The Location of Justice is a yearlong series of features on Urban Omnibus, The Architectural League's online magazine, examining the physical dimensions of the criminal-justice system, the spaces it occupies and transforms, and its role as a critical piece of urban infrastructure. Using New York City and its environs as a case study, the project undertakes three thematic explorations of the criminal justice system in the built environment: its institutional spaces (courts, prisons, and jails); its neighborhood policing (public spaces and precincts); and the logistics systems and regional geographies that organize it. The series includes commissioned work from writers, scholars, and artists; historical and analytical writing and reporting; as well as documentary photography, video, mapping, diagrams, and projects and proposals for new spaces and systems.

Mariana Mogilevich is editor-in-chief of Urban Omnibus, where she is responsible for editorial strategy and commissioning and working with contributors to the series. A historian of architecture and urbanism, her writing, research, and curatorial work focus on the design and politics of the public realm. Mogilevich teaches at Pratt Institute's School of Architecture, and she was previously an inaugural Princeton-Mellon Fellow in Architecture, Urbanism, and the Humanities at Princeton University. Her work has been supported by the Canadian Centre for Architecture, the Graham Foundation, the New Jersey Council on the Humanities, the New York State Council on the Arts, and the Van Alen Institute. She received her BA in literature from Yale University and her PhD in the history of architecture and urbanism from Harvard University.

Rosalie Genevro, executive director, has guided and intensified The Architectural League's design advocacy in the public interest; spurred the League's investigations of new areas of interest and concern through ambitious initiatives including Architecture and Situated Technologies and The Five Thousand Pound Life; and firmly established a commitment to design excellence through annual program series spotlighting creative accomplishment. Genevro currently serves on the New York Committee of the Regional Plan Association, and has frequently worked as a peer reviewer and juror for government agencies and architecture schools. She studied history and architectural history at Occidental College and Cornell University.

Olivia Schwob is assistant editor of Urban Omnibus. After earning her BA in visual art and political science from Yale University in 2014, she began working on a range of social justice-oriented organizations and projects, as researcher for a book project on the political economy at the root of mass criminalization and incarceration in the United States, and as editorial assistant at the Boston Review. Her previous projects have included advocacy for migrants' rights, community legal service and domestic violence support, as well as peer education for sexual violence on college campuses.

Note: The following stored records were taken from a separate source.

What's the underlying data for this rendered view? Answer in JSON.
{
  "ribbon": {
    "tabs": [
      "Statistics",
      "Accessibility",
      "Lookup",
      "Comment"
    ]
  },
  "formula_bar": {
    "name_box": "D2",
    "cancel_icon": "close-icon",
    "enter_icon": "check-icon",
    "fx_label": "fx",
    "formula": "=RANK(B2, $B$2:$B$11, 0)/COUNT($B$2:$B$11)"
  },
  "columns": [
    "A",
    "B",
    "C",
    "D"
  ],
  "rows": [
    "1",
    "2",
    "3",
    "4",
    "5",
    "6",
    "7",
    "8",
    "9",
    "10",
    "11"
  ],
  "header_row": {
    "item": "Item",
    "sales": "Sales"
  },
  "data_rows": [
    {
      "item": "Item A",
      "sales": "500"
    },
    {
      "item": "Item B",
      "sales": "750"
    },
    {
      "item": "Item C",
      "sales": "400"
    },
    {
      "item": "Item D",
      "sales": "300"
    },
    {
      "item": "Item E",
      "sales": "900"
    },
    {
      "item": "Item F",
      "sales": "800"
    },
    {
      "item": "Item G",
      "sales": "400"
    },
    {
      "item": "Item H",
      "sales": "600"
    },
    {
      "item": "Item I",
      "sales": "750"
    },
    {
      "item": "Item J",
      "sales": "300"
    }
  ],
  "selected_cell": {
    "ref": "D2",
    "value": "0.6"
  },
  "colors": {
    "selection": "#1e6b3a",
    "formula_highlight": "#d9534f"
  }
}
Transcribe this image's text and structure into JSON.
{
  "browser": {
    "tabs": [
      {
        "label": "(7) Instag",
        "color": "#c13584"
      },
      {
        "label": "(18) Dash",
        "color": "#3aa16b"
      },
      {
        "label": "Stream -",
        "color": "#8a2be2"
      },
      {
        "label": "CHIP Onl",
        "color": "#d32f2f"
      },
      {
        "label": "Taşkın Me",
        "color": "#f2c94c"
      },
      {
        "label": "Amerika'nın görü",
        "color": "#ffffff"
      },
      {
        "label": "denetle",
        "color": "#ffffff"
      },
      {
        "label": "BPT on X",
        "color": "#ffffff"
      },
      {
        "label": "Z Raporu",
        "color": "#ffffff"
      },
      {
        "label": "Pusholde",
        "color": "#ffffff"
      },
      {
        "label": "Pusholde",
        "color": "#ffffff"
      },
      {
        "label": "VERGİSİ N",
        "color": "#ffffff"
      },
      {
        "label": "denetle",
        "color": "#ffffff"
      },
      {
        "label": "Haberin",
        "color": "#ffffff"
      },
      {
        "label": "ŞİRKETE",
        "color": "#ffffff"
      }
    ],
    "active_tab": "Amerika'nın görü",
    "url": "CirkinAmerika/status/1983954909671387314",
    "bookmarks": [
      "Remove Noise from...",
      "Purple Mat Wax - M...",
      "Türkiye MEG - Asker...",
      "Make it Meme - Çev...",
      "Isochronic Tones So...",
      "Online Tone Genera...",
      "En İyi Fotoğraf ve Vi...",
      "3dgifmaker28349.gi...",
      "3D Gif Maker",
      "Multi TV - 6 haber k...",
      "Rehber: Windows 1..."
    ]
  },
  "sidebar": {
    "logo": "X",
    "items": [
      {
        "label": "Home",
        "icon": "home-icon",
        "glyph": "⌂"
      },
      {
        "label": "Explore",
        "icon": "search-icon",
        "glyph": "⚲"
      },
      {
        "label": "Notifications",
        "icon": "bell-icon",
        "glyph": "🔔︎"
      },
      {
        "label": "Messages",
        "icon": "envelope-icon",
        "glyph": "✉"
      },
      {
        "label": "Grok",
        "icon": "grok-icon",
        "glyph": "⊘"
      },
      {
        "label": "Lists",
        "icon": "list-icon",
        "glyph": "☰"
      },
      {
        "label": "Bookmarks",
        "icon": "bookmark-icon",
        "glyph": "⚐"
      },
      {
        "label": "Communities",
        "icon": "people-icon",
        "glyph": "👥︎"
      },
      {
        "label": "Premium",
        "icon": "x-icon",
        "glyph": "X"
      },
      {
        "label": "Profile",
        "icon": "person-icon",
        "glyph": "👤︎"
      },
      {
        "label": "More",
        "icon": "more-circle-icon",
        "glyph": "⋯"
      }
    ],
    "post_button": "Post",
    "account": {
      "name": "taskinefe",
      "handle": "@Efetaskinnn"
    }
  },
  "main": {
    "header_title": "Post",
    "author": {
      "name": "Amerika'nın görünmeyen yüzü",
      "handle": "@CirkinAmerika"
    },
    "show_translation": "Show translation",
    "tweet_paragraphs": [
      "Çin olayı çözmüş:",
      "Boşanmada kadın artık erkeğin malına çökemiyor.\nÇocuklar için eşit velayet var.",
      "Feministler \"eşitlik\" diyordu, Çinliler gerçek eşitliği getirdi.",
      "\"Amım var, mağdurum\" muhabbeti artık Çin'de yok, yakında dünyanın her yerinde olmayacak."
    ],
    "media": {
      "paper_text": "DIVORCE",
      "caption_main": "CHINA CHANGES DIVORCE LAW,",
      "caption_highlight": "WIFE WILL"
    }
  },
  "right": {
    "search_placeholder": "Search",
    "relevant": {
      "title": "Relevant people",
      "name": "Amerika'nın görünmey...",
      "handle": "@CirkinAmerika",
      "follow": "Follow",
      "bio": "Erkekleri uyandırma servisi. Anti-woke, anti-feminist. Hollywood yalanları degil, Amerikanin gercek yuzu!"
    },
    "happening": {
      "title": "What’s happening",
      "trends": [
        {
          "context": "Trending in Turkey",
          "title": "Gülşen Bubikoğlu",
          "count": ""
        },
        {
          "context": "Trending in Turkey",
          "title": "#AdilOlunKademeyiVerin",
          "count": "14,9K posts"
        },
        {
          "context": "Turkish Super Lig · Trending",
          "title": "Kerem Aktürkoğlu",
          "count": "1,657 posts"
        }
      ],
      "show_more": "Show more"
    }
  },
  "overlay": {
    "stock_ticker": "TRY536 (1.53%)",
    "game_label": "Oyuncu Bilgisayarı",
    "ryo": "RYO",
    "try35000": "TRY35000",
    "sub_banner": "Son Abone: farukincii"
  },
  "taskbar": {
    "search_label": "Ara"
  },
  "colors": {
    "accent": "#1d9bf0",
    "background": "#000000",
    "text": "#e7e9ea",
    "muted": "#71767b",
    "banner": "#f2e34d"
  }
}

TheĀ Architectural League of New York, founded on January 18, 1881, by a group of young architects, nurtures excellence in architecture, design, and urbanism, and stimulates thinking and debate about the critical design and building issues of our time. As a vital, independent forum for architecture and its allied disciplines, the League helps create a more beautiful, vibrant, innovative, and sustainable future.